First, what is diabetes?

There are two types of diabetes. Type 1 diabetes, once called “juvenile diabetes”, is a condition that typically manifests during childhood and teen years. Developing type 1 diabetes is not something you can control. It occurs when your body attacks cells in your pancreas and leaves you unable to absorb energy from the food you eat. No amount of “healthy habits” can prevent or reverse this disease. Individuals with type 1 diabetes will need to give themselves insulin injections for the rest of their life to make up for this.

Type 2 diabetes, on the other hand, is a preventable disease. Although genetics may play a role in who may be more susceptible in developing the disease, it is one of the chronic diseases that can be completely avoided with diet.
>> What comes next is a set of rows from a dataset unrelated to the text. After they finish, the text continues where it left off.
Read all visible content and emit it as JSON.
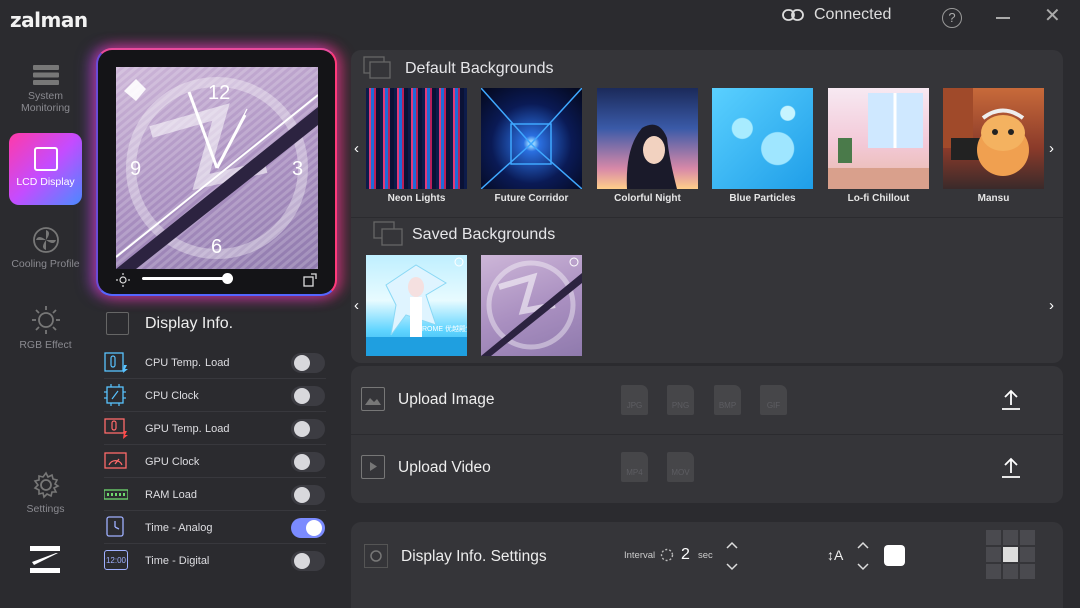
{
  "app": {
    "brand": "zalman",
    "connection": "Connected",
    "help": "?"
  },
  "sidebar": [
    {
      "label": "System Monitoring",
      "icon": "system-monitoring-icon"
    },
    {
      "label": "LCD Display",
      "icon": "lcd-display-icon",
      "active": true
    },
    {
      "label": "Cooling Profile",
      "icon": "cooling-fan-icon"
    },
    {
      "label": "RGB Effect",
      "icon": "rgb-sun-icon"
    },
    {
      "label": "Settings",
      "icon": "gear-icon"
    }
  ],
  "preview": {
    "clock_numbers": [
      "12",
      "9",
      "3",
      "6"
    ],
    "brightness": 0.85
  },
  "display_info": {
    "title": "Display Info.",
    "items": [
      {
        "label": "CPU Temp.",
        "extra": "Load",
        "on": false
      },
      {
        "label": "CPU Clock",
        "extra": "",
        "on": false
      },
      {
        "label": "GPU Temp.",
        "extra": "Load",
        "on": false
      },
      {
        "label": "GPU Clock",
        "extra": "",
        "on": false
      },
      {
        "label": "RAM Load",
        "extra": "",
        "on": false
      },
      {
        "label": "Time - Analog",
        "extra": "",
        "on": true
      },
      {
        "label": "Time - Digital",
        "extra": "",
        "on": false,
        "icon_text": "12:00"
      }
    ]
  },
  "default_backgrounds": {
    "title": "Default Backgrounds",
    "items": [
      "Neon Lights",
      "Future Corridor",
      "Colorful Night",
      "Blue Particles",
      "Lo-fi Chillout",
      "Mansu"
    ]
  },
  "saved_backgrounds": {
    "title": "Saved Backgrounds",
    "thumb_caption": "ROME 优越殿堂"
  },
  "upload_image": {
    "label": "Upload Image",
    "formats": [
      "JPG",
      "PNG",
      "BMP",
      "GIF"
    ]
  },
  "upload_video": {
    "label": "Upload Video",
    "formats": [
      "MP4",
      "MOV"
    ]
  },
  "settings": {
    "title": "Display Info. Settings",
    "interval_label": "Interval",
    "interval_value": "2",
    "interval_unit": "sec",
    "font_size_icon": "↕A"
  },
  "colors": {
    "accent": "#7b8bff",
    "lcd_active_gradient": [
      "#ff3aa8",
      "#c44cff",
      "#4a8cff"
    ],
    "panel": "#353539",
    "background": "#2b2b2f"
  }
}
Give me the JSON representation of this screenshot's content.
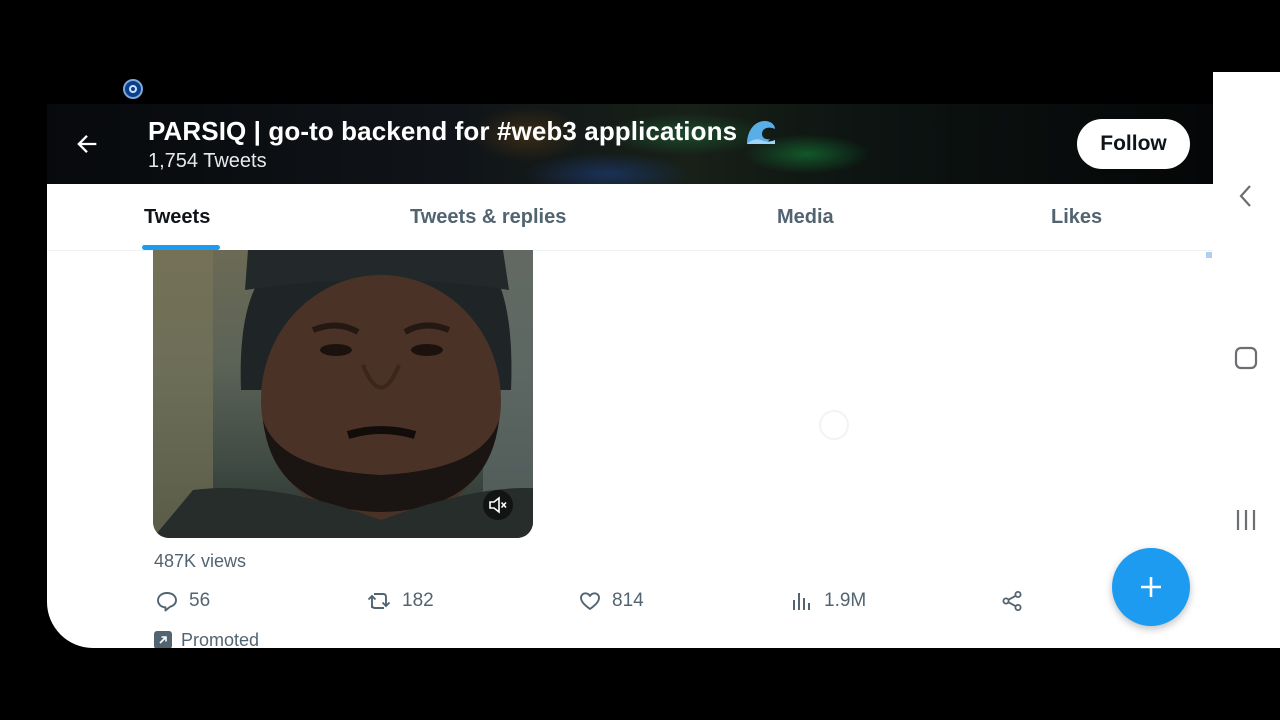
{
  "header": {
    "title": "PARSIQ | go-to backend for #web3 applications",
    "tweet_count": "1,754 Tweets",
    "follow_label": "Follow",
    "title_emoji_icon": "water-wave-icon"
  },
  "tabs": [
    {
      "label": "Tweets",
      "active": true
    },
    {
      "label": "Tweets & replies",
      "active": false
    },
    {
      "label": "Media",
      "active": false
    },
    {
      "label": "Likes",
      "active": false
    }
  ],
  "tweet": {
    "views": "487K views",
    "replies": "56",
    "retweets": "182",
    "likes": "814",
    "impressions": "1.9M",
    "promoted_label": "Promoted"
  },
  "colors": {
    "accent": "#1d9bf0",
    "text_secondary": "#536471",
    "text_primary": "#0f1419"
  },
  "system_nav": {
    "icons": [
      "back-icon",
      "home-icon",
      "recents-icon"
    ]
  }
}
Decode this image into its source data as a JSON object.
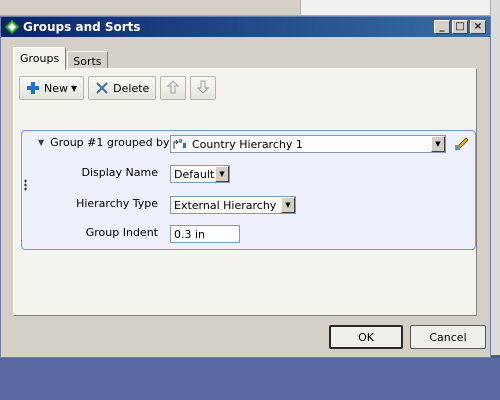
{
  "window": {
    "title": "Groups and Sorts",
    "controls": [
      "_",
      "□",
      "×"
    ]
  },
  "tabs": [
    {
      "label": "Groups",
      "active": true
    },
    {
      "label": "Sorts",
      "active": false
    }
  ],
  "toolbar": {
    "new_label": "New",
    "delete_label": "Delete"
  },
  "group": {
    "header_label": "Group #1 grouped by:",
    "grouped_by_value": "Country Hierarchy 1",
    "display_name_label": "Display Name",
    "display_name_value": "Default",
    "hierarchy_type_label": "Hierarchy Type",
    "hierarchy_type_value": "External Hierarchy",
    "group_indent_label": "Group Indent",
    "group_indent_value": "0.3 in"
  },
  "footer": {
    "ok_label": "OK",
    "cancel_label": "Cancel"
  },
  "colors": {
    "titlebar_start": "#0a246a",
    "titlebar_end": "#3a6ea5",
    "group_border": "#7a96df",
    "group_bg": "#eef1fb",
    "new_icon": "#1e6fd9"
  },
  "icons": [
    "app-diamond-icon",
    "plus-icon",
    "delete-x-icon",
    "arrow-up-icon",
    "arrow-down-icon",
    "hierarchy-icon",
    "edit-formula-icon",
    "expand-triangle-icon",
    "chevron-down-icon"
  ]
}
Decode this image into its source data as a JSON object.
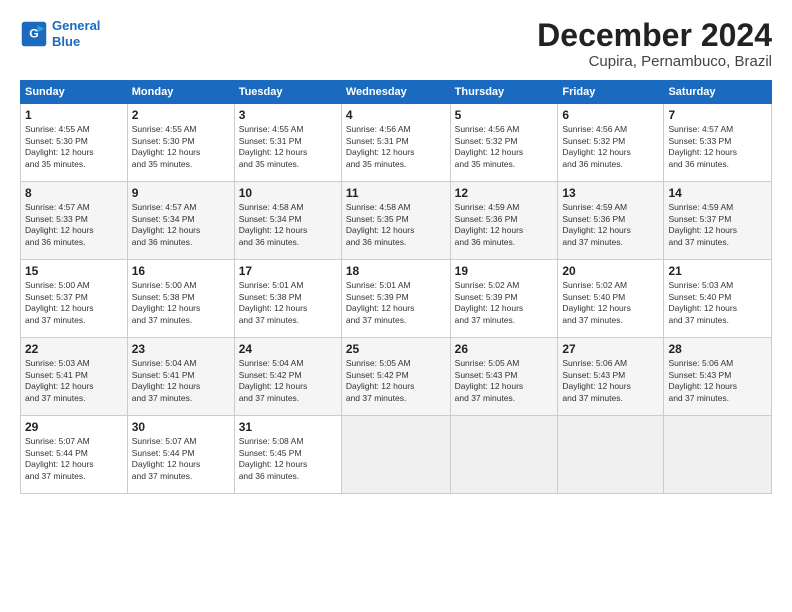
{
  "logo": {
    "line1": "General",
    "line2": "Blue"
  },
  "title": "December 2024",
  "location": "Cupira, Pernambuco, Brazil",
  "header_days": [
    "Sunday",
    "Monday",
    "Tuesday",
    "Wednesday",
    "Thursday",
    "Friday",
    "Saturday"
  ],
  "weeks": [
    [
      {
        "day": "1",
        "info": "Sunrise: 4:55 AM\nSunset: 5:30 PM\nDaylight: 12 hours\nand 35 minutes."
      },
      {
        "day": "2",
        "info": "Sunrise: 4:55 AM\nSunset: 5:30 PM\nDaylight: 12 hours\nand 35 minutes."
      },
      {
        "day": "3",
        "info": "Sunrise: 4:55 AM\nSunset: 5:31 PM\nDaylight: 12 hours\nand 35 minutes."
      },
      {
        "day": "4",
        "info": "Sunrise: 4:56 AM\nSunset: 5:31 PM\nDaylight: 12 hours\nand 35 minutes."
      },
      {
        "day": "5",
        "info": "Sunrise: 4:56 AM\nSunset: 5:32 PM\nDaylight: 12 hours\nand 35 minutes."
      },
      {
        "day": "6",
        "info": "Sunrise: 4:56 AM\nSunset: 5:32 PM\nDaylight: 12 hours\nand 36 minutes."
      },
      {
        "day": "7",
        "info": "Sunrise: 4:57 AM\nSunset: 5:33 PM\nDaylight: 12 hours\nand 36 minutes."
      }
    ],
    [
      {
        "day": "8",
        "info": "Sunrise: 4:57 AM\nSunset: 5:33 PM\nDaylight: 12 hours\nand 36 minutes."
      },
      {
        "day": "9",
        "info": "Sunrise: 4:57 AM\nSunset: 5:34 PM\nDaylight: 12 hours\nand 36 minutes."
      },
      {
        "day": "10",
        "info": "Sunrise: 4:58 AM\nSunset: 5:34 PM\nDaylight: 12 hours\nand 36 minutes."
      },
      {
        "day": "11",
        "info": "Sunrise: 4:58 AM\nSunset: 5:35 PM\nDaylight: 12 hours\nand 36 minutes."
      },
      {
        "day": "12",
        "info": "Sunrise: 4:59 AM\nSunset: 5:36 PM\nDaylight: 12 hours\nand 36 minutes."
      },
      {
        "day": "13",
        "info": "Sunrise: 4:59 AM\nSunset: 5:36 PM\nDaylight: 12 hours\nand 37 minutes."
      },
      {
        "day": "14",
        "info": "Sunrise: 4:59 AM\nSunset: 5:37 PM\nDaylight: 12 hours\nand 37 minutes."
      }
    ],
    [
      {
        "day": "15",
        "info": "Sunrise: 5:00 AM\nSunset: 5:37 PM\nDaylight: 12 hours\nand 37 minutes."
      },
      {
        "day": "16",
        "info": "Sunrise: 5:00 AM\nSunset: 5:38 PM\nDaylight: 12 hours\nand 37 minutes."
      },
      {
        "day": "17",
        "info": "Sunrise: 5:01 AM\nSunset: 5:38 PM\nDaylight: 12 hours\nand 37 minutes."
      },
      {
        "day": "18",
        "info": "Sunrise: 5:01 AM\nSunset: 5:39 PM\nDaylight: 12 hours\nand 37 minutes."
      },
      {
        "day": "19",
        "info": "Sunrise: 5:02 AM\nSunset: 5:39 PM\nDaylight: 12 hours\nand 37 minutes."
      },
      {
        "day": "20",
        "info": "Sunrise: 5:02 AM\nSunset: 5:40 PM\nDaylight: 12 hours\nand 37 minutes."
      },
      {
        "day": "21",
        "info": "Sunrise: 5:03 AM\nSunset: 5:40 PM\nDaylight: 12 hours\nand 37 minutes."
      }
    ],
    [
      {
        "day": "22",
        "info": "Sunrise: 5:03 AM\nSunset: 5:41 PM\nDaylight: 12 hours\nand 37 minutes."
      },
      {
        "day": "23",
        "info": "Sunrise: 5:04 AM\nSunset: 5:41 PM\nDaylight: 12 hours\nand 37 minutes."
      },
      {
        "day": "24",
        "info": "Sunrise: 5:04 AM\nSunset: 5:42 PM\nDaylight: 12 hours\nand 37 minutes."
      },
      {
        "day": "25",
        "info": "Sunrise: 5:05 AM\nSunset: 5:42 PM\nDaylight: 12 hours\nand 37 minutes."
      },
      {
        "day": "26",
        "info": "Sunrise: 5:05 AM\nSunset: 5:43 PM\nDaylight: 12 hours\nand 37 minutes."
      },
      {
        "day": "27",
        "info": "Sunrise: 5:06 AM\nSunset: 5:43 PM\nDaylight: 12 hours\nand 37 minutes."
      },
      {
        "day": "28",
        "info": "Sunrise: 5:06 AM\nSunset: 5:43 PM\nDaylight: 12 hours\nand 37 minutes."
      }
    ],
    [
      {
        "day": "29",
        "info": "Sunrise: 5:07 AM\nSunset: 5:44 PM\nDaylight: 12 hours\nand 37 minutes."
      },
      {
        "day": "30",
        "info": "Sunrise: 5:07 AM\nSunset: 5:44 PM\nDaylight: 12 hours\nand 37 minutes."
      },
      {
        "day": "31",
        "info": "Sunrise: 5:08 AM\nSunset: 5:45 PM\nDaylight: 12 hours\nand 36 minutes."
      },
      null,
      null,
      null,
      null
    ]
  ]
}
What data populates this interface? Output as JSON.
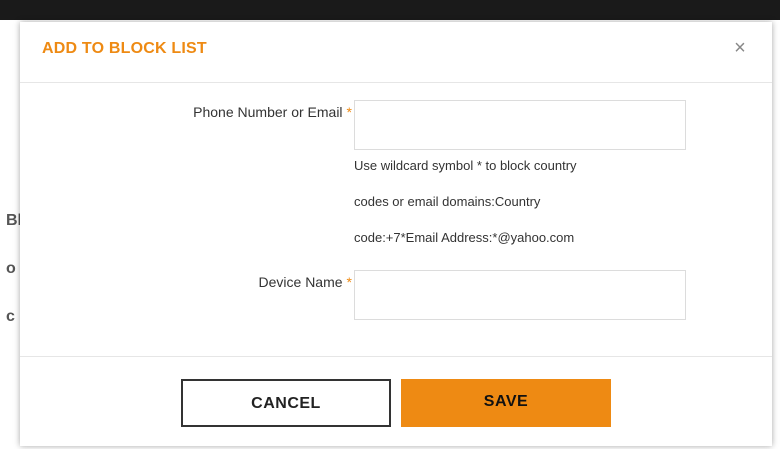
{
  "colors": {
    "accent": "#ee8a13",
    "required": "#ee8a13"
  },
  "dialog": {
    "title": "ADD TO BLOCK LIST",
    "close_icon": "close-icon",
    "close_glyph": "×"
  },
  "form": {
    "phone_email": {
      "label": "Phone Number or Email",
      "required_mark": "*",
      "value": "",
      "placeholder": ""
    },
    "help_lines": [
      "Use wildcard symbol * to block country",
      "codes or email domains:Country",
      "code:+7*Email Address:*@yahoo.com"
    ],
    "device_name": {
      "label": "Device Name",
      "required_mark": "*",
      "value": "",
      "placeholder": ""
    }
  },
  "footer": {
    "cancel_label": "CANCEL",
    "save_label": "SAVE"
  },
  "background": {
    "glyphs": [
      "Bl",
      "o",
      "c"
    ]
  }
}
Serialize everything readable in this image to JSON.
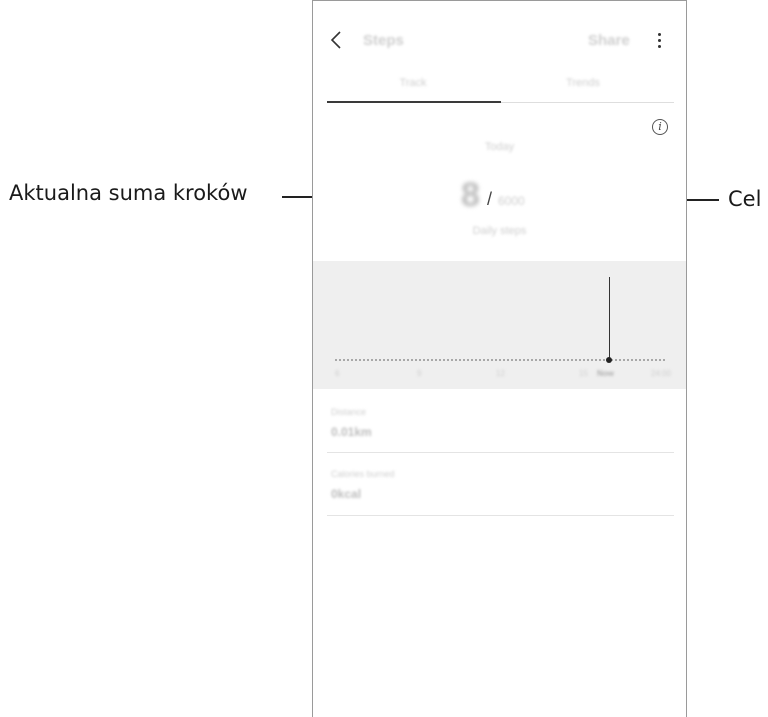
{
  "callouts": {
    "left_label": "Aktualna suma kroków",
    "right_label": "Cel"
  },
  "appbar": {
    "title": "Steps",
    "share_label": "Share"
  },
  "tabs": [
    {
      "label": "Track",
      "active": true
    },
    {
      "label": "Trends",
      "active": false
    }
  ],
  "summary": {
    "date": "Today",
    "current_steps": "8",
    "slash": "/",
    "target": "6000",
    "target_caption": "Daily steps"
  },
  "graph": {
    "tick_labels": [
      "6",
      "9",
      "12",
      "15",
      "Now",
      "24:00"
    ]
  },
  "stats": [
    {
      "label": "Distance",
      "value": "0.01km"
    },
    {
      "label": "Calories burned",
      "value": "0kcal"
    }
  ],
  "icons": {
    "back": "chevron-left-icon",
    "more": "more-vertical-icon",
    "info": "info-circle-icon"
  }
}
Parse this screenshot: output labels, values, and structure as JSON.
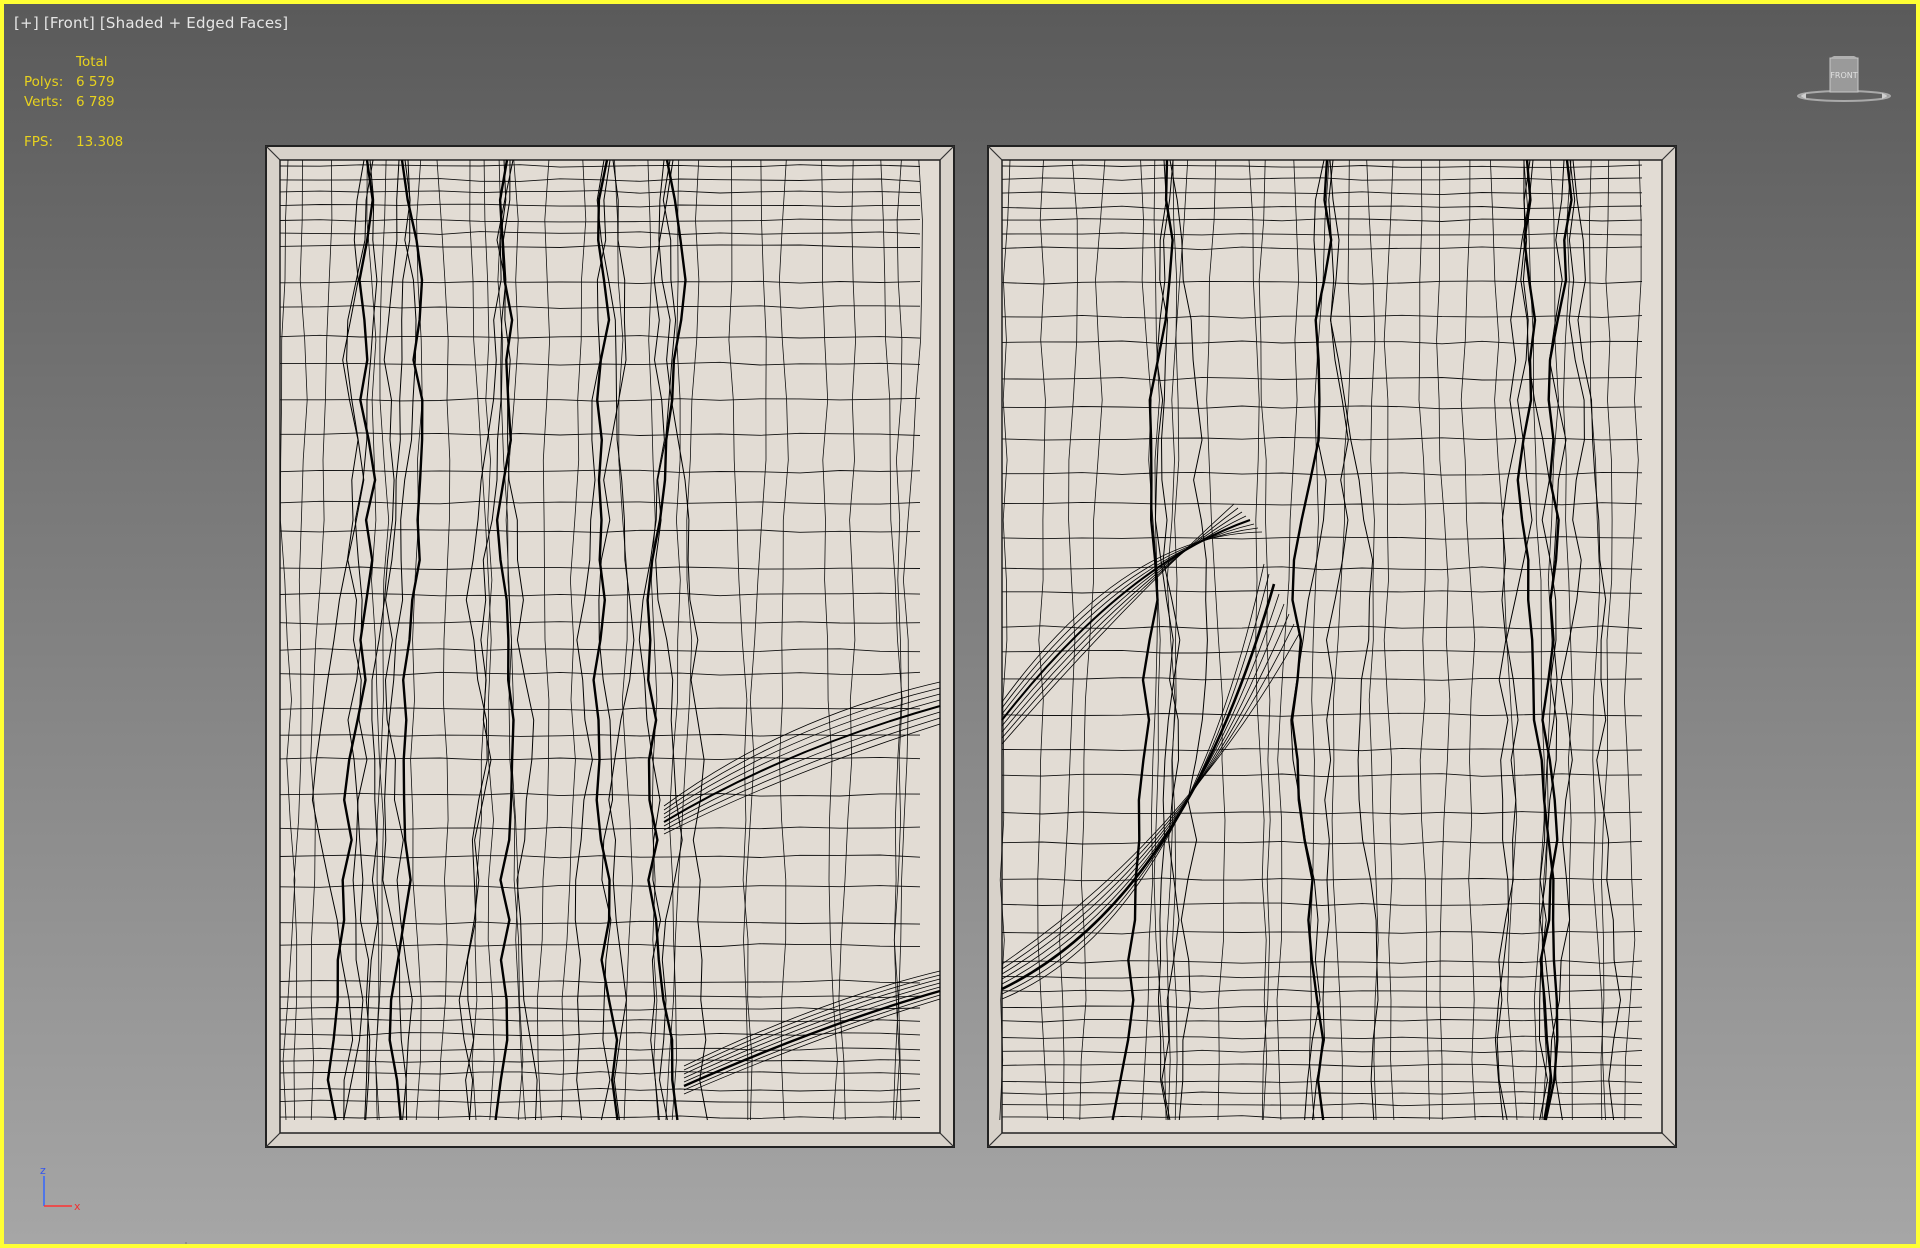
{
  "viewport": {
    "label_plus": "[+]",
    "label_view": "[Front]",
    "label_mode": "[Shaded + Edged Faces]"
  },
  "stats": {
    "total_label": "Total",
    "polys_label": "Polys:",
    "polys_value": "6 579",
    "verts_label": "Verts:",
    "verts_value": "6 789",
    "fps_label": "FPS:",
    "fps_value": "13.308"
  },
  "viewcube": {
    "face_label": "FRONT"
  },
  "axis": {
    "z_label": "z",
    "x_label": "x"
  },
  "colors": {
    "border": "#ffff33",
    "stats_text": "#e8d21e",
    "panel_face": "#e2dcd4",
    "panel_frame": "#d8d2ca",
    "wire": "#111111"
  },
  "icons": [
    "viewcube-icon",
    "axis-tripod-icon"
  ]
}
Many people wrongly perceive type 2 diabetes as a disease of the overweight and obese: however, this is a myth! People in smaller bodies can, and do, have diabetes. Type 2 diabetes occurs when our body becomes unable to handle the load of carbohydrates we bring in at one time.

So what’s up with carbohydrates in diabetes?

On a traditional food label you will see ‘Total Carbohydrates’ listed in grams, which encompasses sugar, fiber and starch. Although the process that occurs in your digestive tract (mouth to intestines) may vary, eventually the carbohydrates you ingest will be broken down into their simplest form: a glucose molecule. In the small intestine, these simple sugar molecules will be absorbed into your body.

Now that there is sugar in your blood. Three things will occur.

  1. Your cells will use the sugar molecules for energy.
  2. Once your cells have had their fill, sugar will be stored for use in your liver and your muscles. These stored sugar molecules, called glycogen, are stored in these places to be used during exercise, between meals, and while you sleep.
  3. Your liver and muscle have a limit on how much sugar they can store, and it is not much.  At this point, if there is still sugar in your blood it will be stored as fat.

In a healthy person, this process will repeat. Each time they eat, their body will place the sugar in cells, store it in the liver and muscle and then as fat, all in an effort to remove most of the excess sugar from the blood. Thanks to a hormone released by the pancreas called insulin, it signals for basic sugar molecules to get inside cells for energy.

Problems can develop when the blood stream is overloaded with more sugar molecules than it can use.  Over time, it can lead to dysfunctions in insulin, in which it stops working and sugar molecules have a more difficult time getting into the cells for energy. This is called insulin resistance. When this occurs consistently, high blood sugars become the norm.

You won’t likely be aware that it is happening as there are no symptoms of insulin resistance, but it can lead to prediabetes and eventually diabetes. So what is a good way to make sure you are not putting too much demand on your body and putting yourself at risk for insulin resistance and diabetes?

Eat real food whenever you can.

This doesn’t mean you can’t enjoy your favorite foods, just do so with mindfulness and gratitude. Listen to the cues of your body to know when you are truly craving that special something. Focus on nutrient-dense sources of carbohydrates, such as greens and veggies, whenever you can.  Seek out fiber and complex carbs, and balance out carbohydrates on your plate with a fat and a protein source. There is no need to count carbs when you are creating a varied, balanced meal.

Exercise also helps your body use sugar to replenish or fuel activity, so go on a light walk before or after a meal. Enjoy a carbohydrate-dense meal after exercise – your body will eat that fuel right up.

Through a better understanding of our physiology, fate is indeed in our hands.

Adapted from the original article.

Courtney Ferreira, MS, RD, LDN is a Registered Dietitian based in Baltimore, MD with a passion for helping individuals reach their health and wellness through flavorful whole foods and freedom from counting calories, fat, and minutes on a treadmill. For more insightful tips on living your healthiest life, visit Courtney at the RealFoodCourt.